Pillar Data Systems rolled out a refresh to its Axiom 600 midrange disk array hardware today, introducing a faster storage controller that's backward compatible with previous versions of the product.
The Series 2 storage controller (or "slammer" in Pillar parlance) for the Axiom 600 is part of the upgrade, along with support for capacity "bricks" made up of 7,200 RPM 2 TB SATA disk drives. Pillar previously supported 2 TB disk drives at 5,400 RPM.
The new controller features an AMD Opteron quad-core CPU, replacing the dual-core CPU in the Series 1 controller. This means each controller can address up to 48 GB of cache, a doubling from the previous version, and a fully configured Axiom 600 with four controller units can address up to 192 GB of cache. The Series 2 controller supports 4 Gbps Fibre Channel.
The Axiom 600 Series 2 is available now at a list price of $37,500. The Series 1 controller will remain on the market, with its price dropped from $37,500 to $29,500.
Pillar gets more aggressive
"Like any company that has to start from scratch and built a market, Pillar first built a beachhead with tier three storage, positioned for disk-to-disk backup or online archiving," said Simon Robinson, research director for storage at the 451 Group. "As they add more horsepower to the portfolio, you're seeing more customers deploy Axiom arrays for tier one or tier two applications."
Pillar isn't alone in this strategy. Other midrange disk array vendors such as Compellent Technologies, Dell Inc.'s EqualLogic, and Hewlett-Packard Co.'s LeftHand Networks have done the same. Pillar has amassed 500 customers with 1,300 deployed systems to date, but Compellent, for example, claims more than 1,600 customers, growing at a rate of more than 100 new customers per quarter. "Pillar is still some ways behind some of the other guys," Robinson said.
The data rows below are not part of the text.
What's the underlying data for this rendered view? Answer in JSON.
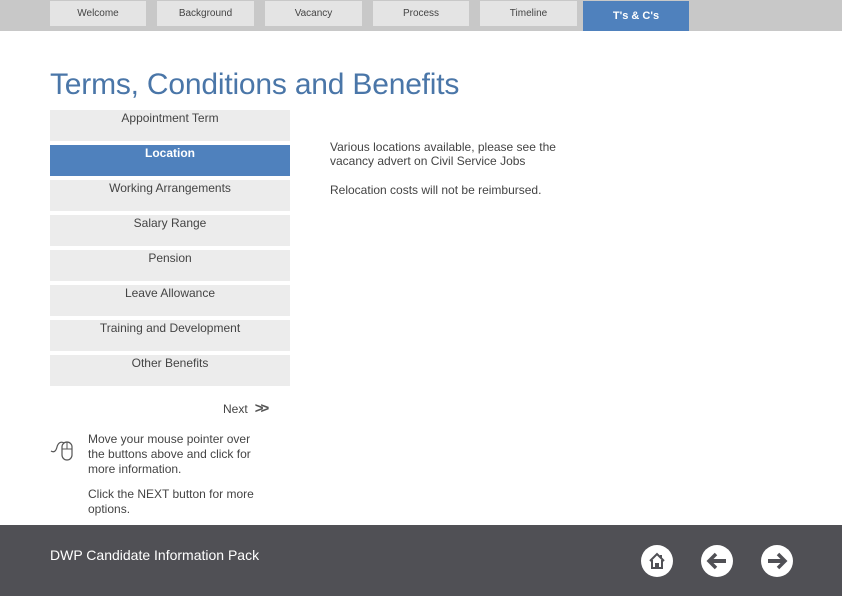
{
  "nav": {
    "tabs": [
      {
        "label": "Welcome",
        "active": false
      },
      {
        "label": "Background",
        "active": false
      },
      {
        "label": "Vacancy",
        "active": false
      },
      {
        "label": "Process",
        "active": false
      },
      {
        "label": "Timeline",
        "active": false
      },
      {
        "label": "T's & C's",
        "active": true
      }
    ]
  },
  "page": {
    "title": "Terms, Conditions and Benefits"
  },
  "menu": {
    "items": [
      {
        "label": "Appointment Term",
        "active": false
      },
      {
        "label": "Location",
        "active": true
      },
      {
        "label": "Working Arrangements",
        "active": false
      },
      {
        "label": "Salary Range",
        "active": false
      },
      {
        "label": "Pension",
        "active": false
      },
      {
        "label": "Leave Allowance",
        "active": false
      },
      {
        "label": "Training and Development",
        "active": false
      },
      {
        "label": "Other Benefits",
        "active": false
      }
    ]
  },
  "detail": {
    "paragraphs": [
      "Various locations available, please see the vacancy advert on Civil Service Jobs",
      "Relocation costs will not be reimbursed."
    ]
  },
  "next": {
    "label": "Next",
    "icon": "double-chevron-right-icon",
    "glyph": ">>"
  },
  "hint": {
    "icon": "mouse-icon",
    "instruction": "Move your mouse pointer over the buttons above and click for more information.",
    "next_instruction": "Click the NEXT button for more options."
  },
  "footer": {
    "title": "DWP Candidate Information Pack",
    "buttons": [
      {
        "name": "home",
        "icon": "home-icon"
      },
      {
        "name": "back",
        "icon": "arrow-left-icon"
      },
      {
        "name": "forward",
        "icon": "arrow-right-icon"
      }
    ]
  },
  "colors": {
    "accent": "#4f81bd",
    "title": "#4a76a8",
    "navbar": "#c8c8c8",
    "tab": "#e4e4e4",
    "menu_item": "#ececec",
    "footer": "#505055"
  }
}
Pillar could get either a big boost or suffer a big blow when its financial backer Larry Ellison's other company, Oracle Corp., completes its acquisition of Sun Microsystems, which also sells storage hardware products. Pillar executives say they are confident that Oracle will choose Axiom for midrange storage. Sun has turned to OEM partner LSI Corp. for its most of its midrange storage.
Could a big boost in cache with the Series 2 controller be an attempt to appeal especially to database environments running Oracle? "It's a fair observation," Robinson said. "It does Pillar no harm by having a feature set and hardware capabilities that would be a good complement to database environments, but you still can't be sure what [Ellison] is going to do."
One Pillar user and reseller, Chuck Egerter, president of Columbia, S.C.-based Eagle Business Solutions, said he's seeing the Series 2 controller pushing the Axiom into higher-end deals because midrange customers aren't bumping up against the top end of Axiom Series 1 performance yet. Already, Egerter said one prospect evaluated Axiom against EMC Corp.'s Symmetrix V-Max for Tier 1 storage.
"The customer looked at Pillar and liked it for tier one, but because of the comfort level with a known name [like EMC], they felt they couldn't go with it." Egerter said he's hoping Pillar will step up marketing efforts to get its brand more widely recognized and make such sales easier.
Robinson said he'd like to see Pillar refresh its software as well. "I'm wondering if there's going to be something on the application or software side that can take advantage of this greater horsepower," he said.